On FTP, SSL and broken interfaces

Oh what a fun day I just had piecing together a few SSL changes for vsftpd!

Let's start with a brief background on SSL. SSL provides not just secrecy but also integrity - an attacker cannot change your data stream in flight. This includes obviously changing data in the stream, and less obviously, truncating the stream. The interesting attack to truncate the stream is to fake a TCP packet with FIN set. Truncated data is still an integrity violation and could have interesting consequences depending on what is being transferred. Anyway, as of SSLv3 and newer, the protocol protects against this. So, we're all good right?

Well, no, not really. Let's look at how SSL_read() indicates a problem. We all know how read() behaves, of course. It returns 0 on a healthy EOF. SSL_read() does the same on a healthy, cryptographically guaranteed EOF. But what does it do it if the attacker forces the TCP stream to close with a faked FIN? It also returns 0. That's right - no indication of any problem at the API level. If you want to check what is going on, you need to either check the SSL error code, in case there is one, or call SSL_get_shutdown(). (This double option in itself leads to confusion and random variance in code, which isn't great but that's another topic).

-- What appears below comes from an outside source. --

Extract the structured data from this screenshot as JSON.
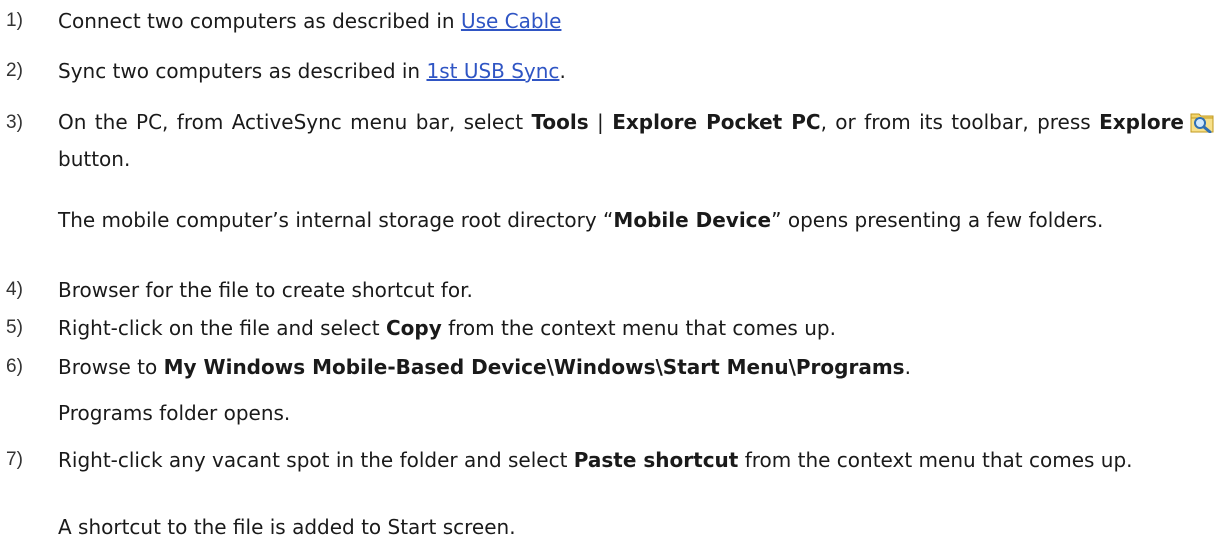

The OpenSSL API for SSL_read() is broken. You can phrase why in various ways: it violates the principle of least surprise. Or, perhaps best said, it provides an API that is easy to abuse. Good, secure APIs are hard to abuse. Contrast strcat() with string::operator+=() for the classic example.

A quick survey of popular FTP servers reveals that they universally fail to check for this condition when accepting an SSL secured upload. vsftpd v2.0.7 now optionally checks for this condition but it is off by default! Why? The majority of FTP clients have an interoperability bug in that they don't SSL_shutdown() their uploads. It's a direct knock-on from the SSL_read() broken API. If it returned error on forced connection shutdown, then FTP servers wouldn't have ever tolerated buggy clients, and clients would have been forced to correctly shutdown their connections.

Thanks to Tim Kosse of FileZilla fame for putting me on to this area by checking for secure connection shutdown in the latest version of FileZilla, exposing an interoperability bug in vsftpd's SSL downloads.

4 comments:

Anonymous said...
This comment has been removed by a blog administrator.
Anonymous said...
This comment has been removed by a blog administrator.
Anonymous said...
This comment has been removed by a blog administrator.
chengja said...
This comment has been removed by a blog administrator.